### Problem requirements
Return each line of the records with nothing changed, pictures excepted.

Saved entries:
——

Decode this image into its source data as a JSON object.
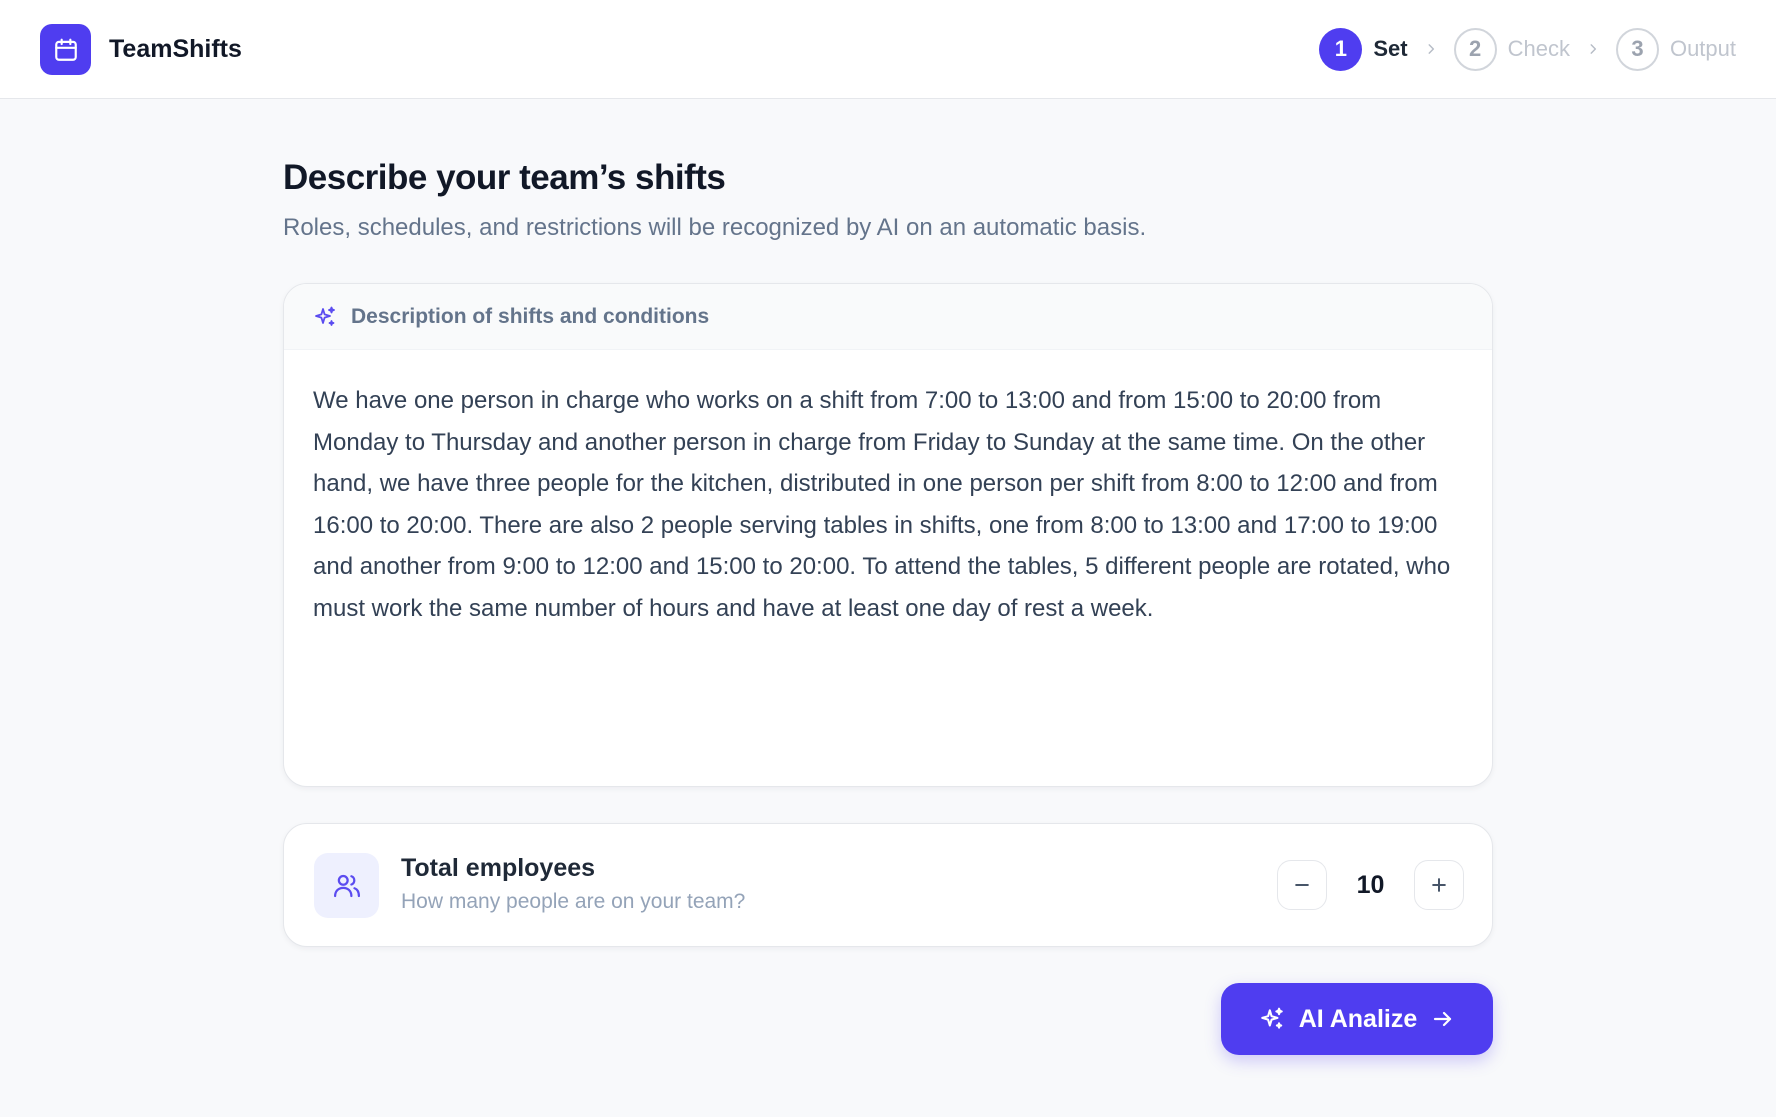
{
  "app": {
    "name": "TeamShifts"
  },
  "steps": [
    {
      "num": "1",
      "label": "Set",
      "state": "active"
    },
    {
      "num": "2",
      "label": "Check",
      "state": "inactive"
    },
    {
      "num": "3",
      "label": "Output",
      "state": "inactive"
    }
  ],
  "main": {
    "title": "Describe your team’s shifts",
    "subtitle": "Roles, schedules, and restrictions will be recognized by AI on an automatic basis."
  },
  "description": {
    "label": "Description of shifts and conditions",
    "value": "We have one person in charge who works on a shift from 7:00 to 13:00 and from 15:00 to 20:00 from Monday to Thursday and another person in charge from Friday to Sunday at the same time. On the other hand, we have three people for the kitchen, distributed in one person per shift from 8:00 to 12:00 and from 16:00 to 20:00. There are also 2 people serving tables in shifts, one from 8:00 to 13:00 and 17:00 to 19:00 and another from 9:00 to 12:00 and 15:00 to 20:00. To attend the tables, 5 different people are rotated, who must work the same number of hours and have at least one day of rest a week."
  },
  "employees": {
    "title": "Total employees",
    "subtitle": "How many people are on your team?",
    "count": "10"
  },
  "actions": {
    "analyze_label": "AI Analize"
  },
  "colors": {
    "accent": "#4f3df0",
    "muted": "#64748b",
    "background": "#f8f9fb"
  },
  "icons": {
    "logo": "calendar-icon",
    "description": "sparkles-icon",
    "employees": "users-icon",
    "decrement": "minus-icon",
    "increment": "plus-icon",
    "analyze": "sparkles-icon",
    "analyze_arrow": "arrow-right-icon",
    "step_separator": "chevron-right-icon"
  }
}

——

### Exercise answer
Decode this image into its source data as a JSON object.
{
  "app": {
    "name": "TeamShifts"
  },
  "steps": [
    {
      "num": "1",
      "label": "Set",
      "state": "active"
    },
    {
      "num": "2",
      "label": "Check",
      "state": "inactive"
    },
    {
      "num": "3",
      "label": "Output",
      "state": "inactive"
    }
  ],
  "main": {
    "title": "Describe your team’s shifts",
    "subtitle": "Roles, schedules, and restrictions will be recognized by AI on an automatic basis."
  },
  "description": {
    "label": "Description of shifts and conditions",
    "value": "We have one person in charge who works on a shift from 7:00 to 13:00 and from 15:00 to 20:00 from Monday to Thursday and another person in charge from Friday to Sunday at the same time. On the other hand, we have three people for the kitchen, distributed in one person per shift from 8:00 to 12:00 and from 16:00 to 20:00. There are also 2 people serving tables in shifts, one from 8:00 to 13:00 and 17:00 to 19:00 and another from 9:00 to 12:00 and 15:00 to 20:00. To attend the tables, 5 different people are rotated, who must work the same number of hours and have at least one day of rest a week."
  },
  "employees": {
    "title": "Total employees",
    "subtitle": "How many people are on your team?",
    "count": "10"
  },
  "actions": {
    "analyze_label": "AI Analize"
  },
  "colors": {
    "accent": "#4f3df0",
    "muted": "#64748b",
    "background": "#f8f9fb"
  },
  "icons": {
    "logo": "calendar-icon",
    "description": "sparkles-icon",
    "employees": "users-icon",
    "decrement": "minus-icon",
    "increment": "plus-icon",
    "analyze": "sparkles-icon",
    "analyze_arrow": "arrow-right-icon",
    "step_separator": "chevron-right-icon"
  }
}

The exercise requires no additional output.